Courtesy Oakland Raiders
Performance around the clock
More elite athletes are starting to focus on sleep as a path to succeed on the field. The Oakland Raiders just hired a new coach who has pledged to implement a new “24-hour Performance System” which will make sleep another important part of the player’s workout. The Raiders’ new Strength and Conditioning coach, Joe Gomes, is hoping a better “healing environment” will help injured players come back faster, and healthy players perform better on the field. He told the San Francisco Chronicle “The two biggest areas you can typically impact would be your recovery component and then your nutrition component. And if you just upgrade those areas, what you’ll find is that no matter what training they’re doing, you have already improved the level at which they can adapt to that.” Oakland has struggled the last few seasons, but if Gomes is right then perhaps Raiders fans can sleep a little better too.

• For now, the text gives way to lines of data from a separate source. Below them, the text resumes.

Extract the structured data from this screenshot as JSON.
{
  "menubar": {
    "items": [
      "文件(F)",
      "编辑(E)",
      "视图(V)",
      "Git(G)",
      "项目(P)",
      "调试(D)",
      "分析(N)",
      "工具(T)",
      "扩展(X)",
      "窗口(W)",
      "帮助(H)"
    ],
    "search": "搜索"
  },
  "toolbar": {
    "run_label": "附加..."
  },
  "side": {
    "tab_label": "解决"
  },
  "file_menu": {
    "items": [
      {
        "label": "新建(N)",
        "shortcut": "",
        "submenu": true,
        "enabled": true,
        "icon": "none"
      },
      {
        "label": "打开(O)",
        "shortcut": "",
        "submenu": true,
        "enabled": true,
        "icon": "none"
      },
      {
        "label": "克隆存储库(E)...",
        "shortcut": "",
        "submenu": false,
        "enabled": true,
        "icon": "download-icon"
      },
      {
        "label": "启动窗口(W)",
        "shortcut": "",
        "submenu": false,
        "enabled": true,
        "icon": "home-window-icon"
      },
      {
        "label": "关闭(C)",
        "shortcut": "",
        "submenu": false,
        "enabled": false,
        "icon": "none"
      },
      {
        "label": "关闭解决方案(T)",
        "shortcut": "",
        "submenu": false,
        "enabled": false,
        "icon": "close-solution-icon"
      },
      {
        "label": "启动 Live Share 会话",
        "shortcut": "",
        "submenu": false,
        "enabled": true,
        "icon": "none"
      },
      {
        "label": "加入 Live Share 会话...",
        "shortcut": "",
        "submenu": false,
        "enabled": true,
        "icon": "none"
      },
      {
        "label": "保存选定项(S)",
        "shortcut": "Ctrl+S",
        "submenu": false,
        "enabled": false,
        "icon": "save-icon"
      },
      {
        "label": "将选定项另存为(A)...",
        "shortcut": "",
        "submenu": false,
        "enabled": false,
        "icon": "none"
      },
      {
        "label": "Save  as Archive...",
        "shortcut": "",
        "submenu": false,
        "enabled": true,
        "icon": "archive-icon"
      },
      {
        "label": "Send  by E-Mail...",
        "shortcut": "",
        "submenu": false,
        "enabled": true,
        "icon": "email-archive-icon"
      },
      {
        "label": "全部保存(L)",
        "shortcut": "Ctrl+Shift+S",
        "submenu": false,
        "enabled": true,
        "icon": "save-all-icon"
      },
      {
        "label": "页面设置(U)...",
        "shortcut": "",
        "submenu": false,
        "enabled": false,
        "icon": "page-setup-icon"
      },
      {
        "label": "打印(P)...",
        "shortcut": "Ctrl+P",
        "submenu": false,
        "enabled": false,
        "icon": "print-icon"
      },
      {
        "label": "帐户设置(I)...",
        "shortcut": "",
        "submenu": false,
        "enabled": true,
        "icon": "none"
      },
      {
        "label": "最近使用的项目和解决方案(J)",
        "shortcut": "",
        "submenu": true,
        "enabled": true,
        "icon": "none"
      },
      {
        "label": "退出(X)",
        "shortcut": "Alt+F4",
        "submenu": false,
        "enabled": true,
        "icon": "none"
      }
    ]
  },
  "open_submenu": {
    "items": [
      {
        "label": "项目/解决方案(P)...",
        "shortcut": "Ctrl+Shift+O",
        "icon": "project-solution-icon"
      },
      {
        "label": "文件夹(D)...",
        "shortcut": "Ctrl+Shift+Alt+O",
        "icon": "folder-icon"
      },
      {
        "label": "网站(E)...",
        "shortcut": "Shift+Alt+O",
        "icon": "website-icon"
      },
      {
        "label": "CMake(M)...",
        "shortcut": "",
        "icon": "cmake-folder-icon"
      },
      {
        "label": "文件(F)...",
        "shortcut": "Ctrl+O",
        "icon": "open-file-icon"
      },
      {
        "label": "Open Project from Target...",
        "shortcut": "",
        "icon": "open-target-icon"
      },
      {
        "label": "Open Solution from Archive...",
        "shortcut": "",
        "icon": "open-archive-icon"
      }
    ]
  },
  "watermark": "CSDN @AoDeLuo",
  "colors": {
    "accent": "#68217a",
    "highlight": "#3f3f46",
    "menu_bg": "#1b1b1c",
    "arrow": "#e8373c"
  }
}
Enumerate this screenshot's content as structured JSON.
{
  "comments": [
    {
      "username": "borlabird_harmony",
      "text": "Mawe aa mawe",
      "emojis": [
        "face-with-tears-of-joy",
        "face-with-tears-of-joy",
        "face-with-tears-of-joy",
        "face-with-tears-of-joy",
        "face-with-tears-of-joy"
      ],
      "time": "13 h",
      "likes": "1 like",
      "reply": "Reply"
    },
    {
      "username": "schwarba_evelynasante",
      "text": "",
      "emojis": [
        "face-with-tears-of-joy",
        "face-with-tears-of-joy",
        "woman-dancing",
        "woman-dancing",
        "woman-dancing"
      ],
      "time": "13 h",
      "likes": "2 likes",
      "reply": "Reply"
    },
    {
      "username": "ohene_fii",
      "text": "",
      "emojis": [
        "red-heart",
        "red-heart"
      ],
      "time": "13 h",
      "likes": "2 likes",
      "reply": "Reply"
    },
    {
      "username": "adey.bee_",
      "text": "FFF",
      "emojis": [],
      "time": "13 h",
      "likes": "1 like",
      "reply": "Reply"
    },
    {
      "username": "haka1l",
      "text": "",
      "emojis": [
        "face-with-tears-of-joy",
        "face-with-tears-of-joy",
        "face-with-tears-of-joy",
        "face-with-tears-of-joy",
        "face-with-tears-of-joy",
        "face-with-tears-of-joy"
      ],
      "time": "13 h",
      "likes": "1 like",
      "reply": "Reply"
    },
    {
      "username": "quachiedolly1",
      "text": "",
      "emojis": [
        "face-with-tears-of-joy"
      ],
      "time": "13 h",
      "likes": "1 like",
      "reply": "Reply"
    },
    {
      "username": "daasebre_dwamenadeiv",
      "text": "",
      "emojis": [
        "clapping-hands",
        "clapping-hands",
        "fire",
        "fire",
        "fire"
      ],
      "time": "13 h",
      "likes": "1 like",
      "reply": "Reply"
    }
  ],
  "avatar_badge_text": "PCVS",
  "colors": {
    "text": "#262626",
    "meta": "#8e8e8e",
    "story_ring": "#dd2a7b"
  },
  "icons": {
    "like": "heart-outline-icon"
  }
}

Teen athletes need more sleep to stay healthy
Not just adult athletes need to rack up Zs along with TDs. A recent study found teenagers who got a good night sleep (8+ hours) were 68% less likely to sustain an injury while playing sports. The American Academy of Pediatrics said that the hours of sleep a night was a more important indicator of whether the teen might get injured than the hours spent on the playing field or hours spent weight training. They also found the older a teen athlete gets, the more sleep they need.
The research is piling up. Whether you are a star running back or aspire to be one in your athletic future, sleep does more than help you heal. Sleep helps you succeed.

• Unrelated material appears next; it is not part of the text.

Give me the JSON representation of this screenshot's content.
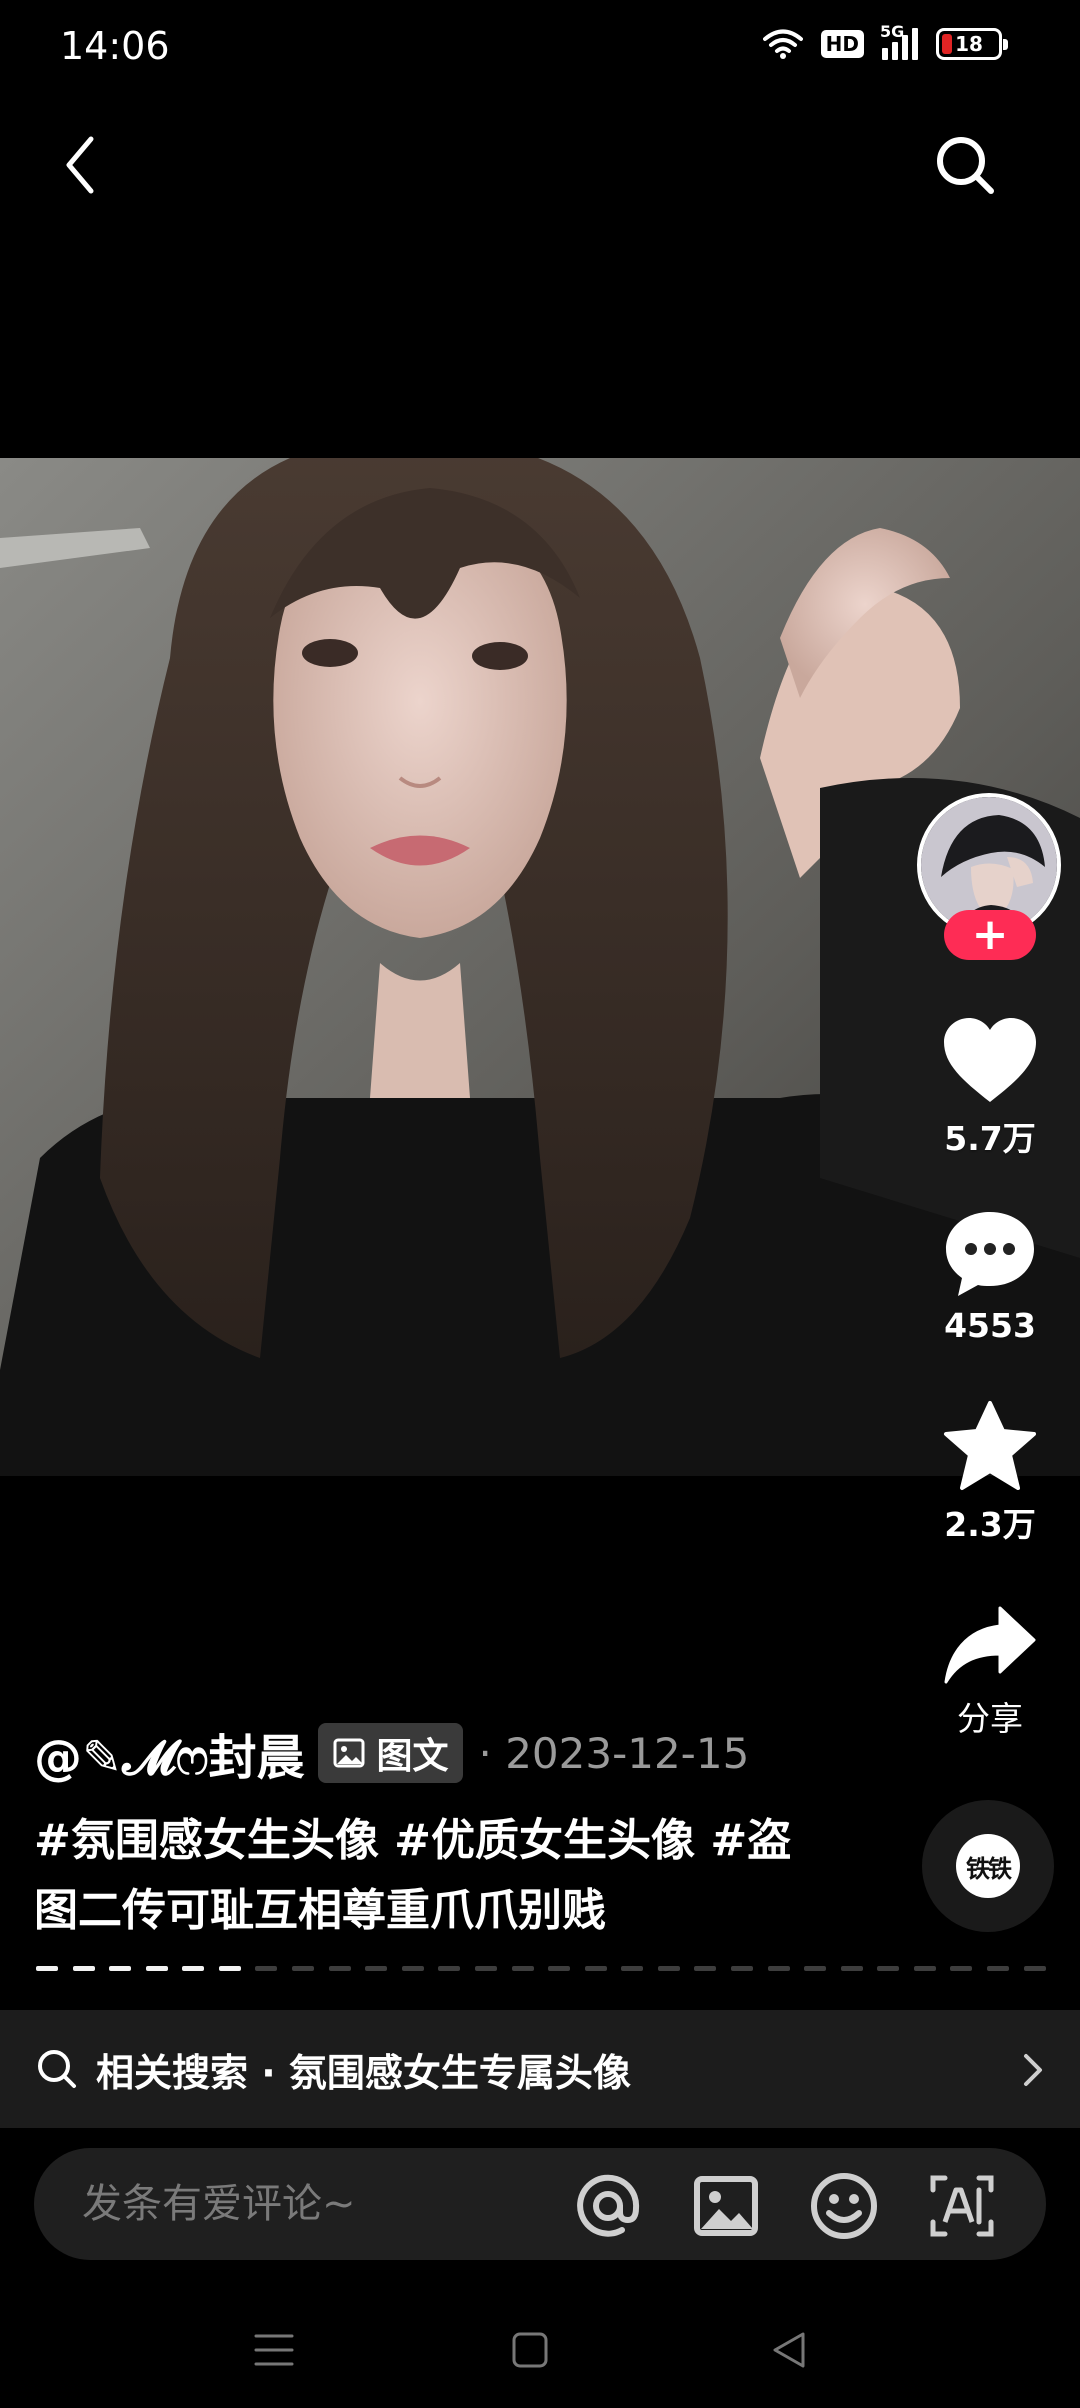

We once knew a Division I volleyball coach who said: “Legs pay the bills.”
In between countless sets of squats, leg extensions and leg sled reps lied the key to success… along with hours of running, jump roping and sprinting.
There’s no doubt that resistance training and aerobic exercise are very important factors in an athlete’s physical performance. Who doesn’t love the weight room, the suicide sprints and the tailored diets? They work.
Left out of that equation: the role of sleep. Continue reading
One of England’s top soccer clubs is incorporating sleep science in their new $300 million training facility.
In an article published this past week by United Kingdom-based newspaper The Daily Mail, Manchester-based club Manchester City took a reporter for a tour of the facilities, which included a visit to the club’s high-tech sleeping quarters.
“I think this is one of the best, if not the best, facility in the world,” said Patrick Viera, a former Premier League star who now runs his former employer’s elite development program.
Oh, January. Where did you go?
Even though our New Year’s resolutions are barely visible in the rearview mirror anymore, there are still three months left to turn ourselves into the lean, mean workout machines we set out to become in 2014.
The key to a strong finish could be hidden between the proverbial sheets where LeBron James, Roger Federer and other world-class athletes sleep like the dead and recover like champions.
We’ve discovered through the wonders of Twitter that Monday – the mother of all bad days – is officially known as #BenchDay, the 24-hour period in which fitness fanatics and bodybuilders heft insane amounts of weight repeated times through the power of their rippling upper bodies.